= Task goal =
Give back all of the data unchanged. Keep every word as it is.

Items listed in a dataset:
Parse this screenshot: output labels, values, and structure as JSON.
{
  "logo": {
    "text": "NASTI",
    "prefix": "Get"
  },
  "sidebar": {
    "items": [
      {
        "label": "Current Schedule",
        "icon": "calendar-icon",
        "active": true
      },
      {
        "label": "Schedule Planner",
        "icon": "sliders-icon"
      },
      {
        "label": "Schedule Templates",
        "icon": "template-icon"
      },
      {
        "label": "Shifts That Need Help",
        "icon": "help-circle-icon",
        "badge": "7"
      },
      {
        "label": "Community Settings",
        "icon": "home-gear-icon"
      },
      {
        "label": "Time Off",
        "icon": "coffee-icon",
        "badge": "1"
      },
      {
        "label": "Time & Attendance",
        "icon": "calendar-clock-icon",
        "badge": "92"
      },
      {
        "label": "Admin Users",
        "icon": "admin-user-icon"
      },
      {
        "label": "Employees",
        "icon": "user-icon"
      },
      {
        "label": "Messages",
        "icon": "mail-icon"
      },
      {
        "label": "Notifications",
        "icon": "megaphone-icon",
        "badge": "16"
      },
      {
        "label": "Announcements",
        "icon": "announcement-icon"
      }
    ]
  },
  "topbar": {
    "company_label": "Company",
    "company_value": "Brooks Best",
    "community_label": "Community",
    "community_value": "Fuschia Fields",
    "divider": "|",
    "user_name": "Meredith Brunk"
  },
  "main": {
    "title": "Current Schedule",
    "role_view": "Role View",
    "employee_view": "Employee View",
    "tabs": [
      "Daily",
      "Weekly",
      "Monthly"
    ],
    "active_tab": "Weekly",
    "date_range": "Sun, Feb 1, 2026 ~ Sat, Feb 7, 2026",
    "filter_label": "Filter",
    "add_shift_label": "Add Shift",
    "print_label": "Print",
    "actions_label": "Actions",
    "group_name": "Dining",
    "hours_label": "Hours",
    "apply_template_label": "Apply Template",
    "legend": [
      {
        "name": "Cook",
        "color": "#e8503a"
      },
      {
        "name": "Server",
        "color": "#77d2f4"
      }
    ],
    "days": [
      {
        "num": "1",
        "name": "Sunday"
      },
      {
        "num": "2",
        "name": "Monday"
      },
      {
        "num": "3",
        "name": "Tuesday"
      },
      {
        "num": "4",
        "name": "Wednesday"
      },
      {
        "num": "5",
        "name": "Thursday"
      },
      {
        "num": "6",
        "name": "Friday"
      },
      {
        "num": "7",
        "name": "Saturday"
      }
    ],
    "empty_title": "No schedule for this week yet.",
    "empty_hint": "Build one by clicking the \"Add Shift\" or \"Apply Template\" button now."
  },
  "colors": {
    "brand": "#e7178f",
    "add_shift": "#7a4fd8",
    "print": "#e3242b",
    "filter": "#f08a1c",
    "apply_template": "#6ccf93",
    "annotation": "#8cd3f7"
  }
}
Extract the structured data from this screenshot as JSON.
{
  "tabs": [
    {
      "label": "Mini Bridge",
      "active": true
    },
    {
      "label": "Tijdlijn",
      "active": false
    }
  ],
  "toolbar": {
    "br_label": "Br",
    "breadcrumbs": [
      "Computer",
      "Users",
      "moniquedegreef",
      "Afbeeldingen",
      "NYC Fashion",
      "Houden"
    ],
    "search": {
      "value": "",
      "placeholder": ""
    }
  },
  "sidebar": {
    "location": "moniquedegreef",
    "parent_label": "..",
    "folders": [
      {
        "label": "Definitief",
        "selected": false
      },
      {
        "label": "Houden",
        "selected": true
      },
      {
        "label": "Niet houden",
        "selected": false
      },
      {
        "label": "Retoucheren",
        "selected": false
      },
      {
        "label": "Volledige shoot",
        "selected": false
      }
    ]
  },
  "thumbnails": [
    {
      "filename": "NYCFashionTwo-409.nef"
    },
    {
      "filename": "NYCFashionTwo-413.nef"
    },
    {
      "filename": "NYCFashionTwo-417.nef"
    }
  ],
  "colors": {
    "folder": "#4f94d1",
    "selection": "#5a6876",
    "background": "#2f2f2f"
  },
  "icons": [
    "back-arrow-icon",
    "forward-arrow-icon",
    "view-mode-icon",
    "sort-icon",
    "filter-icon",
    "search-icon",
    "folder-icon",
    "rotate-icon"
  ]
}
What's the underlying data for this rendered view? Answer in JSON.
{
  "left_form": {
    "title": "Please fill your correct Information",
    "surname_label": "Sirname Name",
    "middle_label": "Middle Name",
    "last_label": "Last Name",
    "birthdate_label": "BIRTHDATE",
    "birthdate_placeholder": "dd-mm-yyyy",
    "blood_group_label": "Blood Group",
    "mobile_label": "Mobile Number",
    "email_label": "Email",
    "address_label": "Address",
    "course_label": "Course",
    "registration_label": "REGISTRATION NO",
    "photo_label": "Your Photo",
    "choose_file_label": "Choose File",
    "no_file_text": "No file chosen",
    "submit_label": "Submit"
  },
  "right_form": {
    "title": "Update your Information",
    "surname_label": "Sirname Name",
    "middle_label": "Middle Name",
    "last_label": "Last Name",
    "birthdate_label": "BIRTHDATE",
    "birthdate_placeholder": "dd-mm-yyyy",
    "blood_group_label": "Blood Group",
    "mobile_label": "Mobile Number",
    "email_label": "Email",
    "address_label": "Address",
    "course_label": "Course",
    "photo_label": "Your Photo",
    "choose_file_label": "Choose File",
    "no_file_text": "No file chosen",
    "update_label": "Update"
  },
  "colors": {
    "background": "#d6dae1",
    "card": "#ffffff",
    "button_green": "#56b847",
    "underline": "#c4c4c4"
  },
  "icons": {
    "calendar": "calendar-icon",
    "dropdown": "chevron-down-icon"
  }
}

= Answer to the problem =
Parse this screenshot: output labels, values, and structure as JSON.
{
  "logo": {
    "text": "NASTI",
    "prefix": "Get"
  },
  "sidebar": {
    "items": [
      {
        "label": "Current Schedule",
        "icon": "calendar-icon",
        "active": true
      },
      {
        "label": "Schedule Planner",
        "icon": "sliders-icon"
      },
      {
        "label": "Schedule Templates",
        "icon": "template-icon"
      },
      {
        "label": "Shifts That Need Help",
        "icon": "help-circle-icon",
        "badge": "7"
      },
      {
        "label": "Community Settings",
        "icon": "home-gear-icon"
      },
      {
        "label": "Time Off",
        "icon": "coffee-icon",
        "badge": "1"
      },
      {
        "label": "Time & Attendance",
        "icon": "calendar-clock-icon",
        "badge": "92"
      },
      {
        "label": "Admin Users",
        "icon": "admin-user-icon"
      },
      {
        "label": "Employees",
        "icon": "user-icon"
      },
      {
        "label": "Messages",
        "icon": "mail-icon"
      },
      {
        "label": "Notifications",
        "icon": "megaphone-icon",
        "badge": "16"
      },
      {
        "label": "Announcements",
        "icon": "announcement-icon"
      }
    ]
  },
  "topbar": {
    "company_label": "Company",
    "company_value": "Brooks Best",
    "community_label": "Community",
    "community_value": "Fuschia Fields",
    "divider": "|",
    "user_name": "Meredith Brunk"
  },
  "main": {
    "title": "Current Schedule",
    "role_view": "Role View",
    "employee_view": "Employee View",
    "tabs": [
      "Daily",
      "Weekly",
      "Monthly"
    ],
    "active_tab": "Weekly",
    "date_range": "Sun, Feb 1, 2026 ~ Sat, Feb 7, 2026",
    "filter_label": "Filter",
    "add_shift_label": "Add Shift",
    "print_label": "Print",
    "actions_label": "Actions",
    "group_name": "Dining",
    "hours_label": "Hours",
    "apply_template_label": "Apply Template",
    "legend": [
      {
        "name": "Cook",
        "color": "#e8503a"
      },
      {
        "name": "Server",
        "color": "#77d2f4"
      }
    ],
    "days": [
      {
        "num": "1",
        "name": "Sunday"
      },
      {
        "num": "2",
        "name": "Monday"
      },
      {
        "num": "3",
        "name": "Tuesday"
      },
      {
        "num": "4",
        "name": "Wednesday"
      },
      {
        "num": "5",
        "name": "Thursday"
      },
      {
        "num": "6",
        "name": "Friday"
      },
      {
        "num": "7",
        "name": "Saturday"
      }
    ],
    "empty_title": "No schedule for this week yet.",
    "empty_hint": "Build one by clicking the \"Add Shift\" or \"Apply Template\" button now."
  },
  "colors": {
    "brand": "#e7178f",
    "add_shift": "#7a4fd8",
    "print": "#e3242b",
    "filter": "#f08a1c",
    "apply_template": "#6ccf93",
    "annotation": "#8cd3f7"
  }
}
Extract the structured data from this screenshot as JSON.
{
  "tabs": [
    {
      "label": "Mini Bridge",
      "active": true
    },
    {
      "label": "Tijdlijn",
      "active": false
    }
  ],
  "toolbar": {
    "br_label": "Br",
    "breadcrumbs": [
      "Computer",
      "Users",
      "moniquedegreef",
      "Afbeeldingen",
      "NYC Fashion",
      "Houden"
    ],
    "search": {
      "value": "",
      "placeholder": ""
    }
  },
  "sidebar": {
    "location": "moniquedegreef",
    "parent_label": "..",
    "folders": [
      {
        "label": "Definitief",
        "selected": false
      },
      {
        "label": "Houden",
        "selected": true
      },
      {
        "label": "Niet houden",
        "selected": false
      },
      {
        "label": "Retoucheren",
        "selected": false
      },
      {
        "label": "Volledige shoot",
        "selected": false
      }
    ]
  },
  "thumbnails": [
    {
      "filename": "NYCFashionTwo-409.nef"
    },
    {
      "filename": "NYCFashionTwo-413.nef"
    },
    {
      "filename": "NYCFashionTwo-417.nef"
    }
  ],
  "colors": {
    "folder": "#4f94d1",
    "selection": "#5a6876",
    "background": "#2f2f2f"
  },
  "icons": [
    "back-arrow-icon",
    "forward-arrow-icon",
    "view-mode-icon",
    "sort-icon",
    "filter-icon",
    "search-icon",
    "folder-icon",
    "rotate-icon"
  ]
}
What's the underlying data for this rendered view? Answer in JSON.
{
  "left_form": {
    "title": "Please fill your correct Information",
    "surname_label": "Sirname Name",
    "middle_label": "Middle Name",
    "last_label": "Last Name",
    "birthdate_label": "BIRTHDATE",
    "birthdate_placeholder": "dd-mm-yyyy",
    "blood_group_label": "Blood Group",
    "mobile_label": "Mobile Number",
    "email_label": "Email",
    "address_label": "Address",
    "course_label": "Course",
    "registration_label": "REGISTRATION NO",
    "photo_label": "Your Photo",
    "choose_file_label": "Choose File",
    "no_file_text": "No file chosen",
    "submit_label": "Submit"
  },
  "right_form": {
    "title": "Update your Information",
    "surname_label": "Sirname Name",
    "middle_label": "Middle Name",
    "last_label": "Last Name",
    "birthdate_label": "BIRTHDATE",
    "birthdate_placeholder": "dd-mm-yyyy",
    "blood_group_label": "Blood Group",
    "mobile_label": "Mobile Number",
    "email_label": "Email",
    "address_label": "Address",
    "course_label": "Course",
    "photo_label": "Your Photo",
    "choose_file_label": "Choose File",
    "no_file_text": "No file chosen",
    "update_label": "Update"
  },
  "colors": {
    "background": "#d6dae1",
    "card": "#ffffff",
    "button_green": "#56b847",
    "underline": "#c4c4c4"
  },
  "icons": {
    "calendar": "calendar-icon",
    "dropdown": "chevron-down-icon"
  }
}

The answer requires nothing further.